Tag Archive for: methane reduction

Are Low-to-Zero-Emission Trucks Cost Competitive?

Medium- and heavy-duty vehicles (MHDVs) account for only 5% of vehicles on the road in the United States, yet they are responsible for 21% of transportation-related greenhouse gas (GHG) emissions. Reducing MHDV emissions can have a major impact to reduce GHGs and improve air quality. Zero-emission vehicles (ZEVs)—such as battery electric vehicles (EVs) and hydrogen fuel cell vehicles—offer a longer term solution; vehicles that use renewable biogas can lower GHGs significantly right now.

While projecting future technology adoption is complex and many factors influence consumer decisions, economics play a key role in choosing technologies for commercial vehicle applications. A recent study by the National Renewable Energy Laboratory (NREL) explored how the total cost of driving for zero-emission and diesel MHDVs could evolve over time under different scenarios, from the present day to 2050.

“With continued improvements in vehicles and fuels, ZEVs are rapidly becoming commercially viable, potentially reaching total cost of driving parity or better compared to diesel vehicles by 2035 in all market segments,” said NREL’s Catherine Ledna, a decision support analyst who led the study.

Incentives such as the zero-emission MHDV purchase tax credits made possible via the 2022 Inflation Reduction Act (IRA) further accelerate total cost of driving competitiveness and spur emissions reductions up to 70%.

Paving the Way to Zero Emissions

Biogas has a role to play in the transition to zero emissions — biogas systems can fuel EV electricity demand, while also offering additional renewable energy that’s available 24/7 to help stabilize electric grids.

Most biogas systems capture methane — a powerful greenhouse gas with up to 80 times the climate warming potency of carbon dioxide. This means that biogas capture, cleaning, and re-use as an energy resource results in even greater emission reduction on a lifecycle basis than fuels or electricity that only reduce or avoid carbon dioxide emissions, like wind and solar.

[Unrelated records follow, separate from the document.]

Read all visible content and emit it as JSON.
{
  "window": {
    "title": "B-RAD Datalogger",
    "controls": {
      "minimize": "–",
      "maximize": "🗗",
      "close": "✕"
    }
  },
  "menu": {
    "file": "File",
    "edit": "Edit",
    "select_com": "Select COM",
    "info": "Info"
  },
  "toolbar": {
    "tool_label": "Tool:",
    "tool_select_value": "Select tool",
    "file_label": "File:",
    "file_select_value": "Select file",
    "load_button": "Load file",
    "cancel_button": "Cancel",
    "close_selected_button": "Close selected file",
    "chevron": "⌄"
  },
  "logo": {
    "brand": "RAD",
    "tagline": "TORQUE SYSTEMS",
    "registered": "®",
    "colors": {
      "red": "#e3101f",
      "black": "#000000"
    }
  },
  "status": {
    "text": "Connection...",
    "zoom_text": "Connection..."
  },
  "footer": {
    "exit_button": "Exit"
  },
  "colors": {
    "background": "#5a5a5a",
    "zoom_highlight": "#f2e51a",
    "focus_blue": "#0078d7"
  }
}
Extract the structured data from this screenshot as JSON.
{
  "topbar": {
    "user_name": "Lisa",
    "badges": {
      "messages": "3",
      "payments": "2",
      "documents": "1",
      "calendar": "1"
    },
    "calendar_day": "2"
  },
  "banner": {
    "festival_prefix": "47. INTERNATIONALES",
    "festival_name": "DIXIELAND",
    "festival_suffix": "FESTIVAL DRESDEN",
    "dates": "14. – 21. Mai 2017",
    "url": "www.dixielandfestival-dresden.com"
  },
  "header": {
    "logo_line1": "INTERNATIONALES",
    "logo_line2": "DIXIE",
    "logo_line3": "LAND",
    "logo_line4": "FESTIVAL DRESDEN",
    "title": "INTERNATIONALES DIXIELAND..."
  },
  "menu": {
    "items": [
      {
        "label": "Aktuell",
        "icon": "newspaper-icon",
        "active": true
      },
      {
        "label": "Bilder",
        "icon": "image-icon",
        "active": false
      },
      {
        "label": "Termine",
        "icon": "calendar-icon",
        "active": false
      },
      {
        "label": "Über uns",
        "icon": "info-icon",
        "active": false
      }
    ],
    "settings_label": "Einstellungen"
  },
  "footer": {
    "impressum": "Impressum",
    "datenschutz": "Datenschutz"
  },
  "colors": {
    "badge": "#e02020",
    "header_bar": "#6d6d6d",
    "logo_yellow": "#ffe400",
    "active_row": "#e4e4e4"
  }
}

Biogas — called renewable natural gas (RNG) or biomethanecan be deployed today to fuel trucks that operate on compressed natural gas.

Reclaiming and using biogas serves an important function in recycling organic waste, reducing the burden on landfills and communities.

Photo: NYC DOT, under CC 2.0 License.

Methane Reduction is Our Best Way to Have Immediate Climate Impact

Reducing methane was a key focus at COP28. Why is curbing methane such a big deal?

First, methane’s contribution to global warming is about 80 times an equivalent amount of carbon dioxide over a 20 year period. That means that reduction today is one of the easiest ways to have an immediate impact on global greenhouse gas emissions. Read more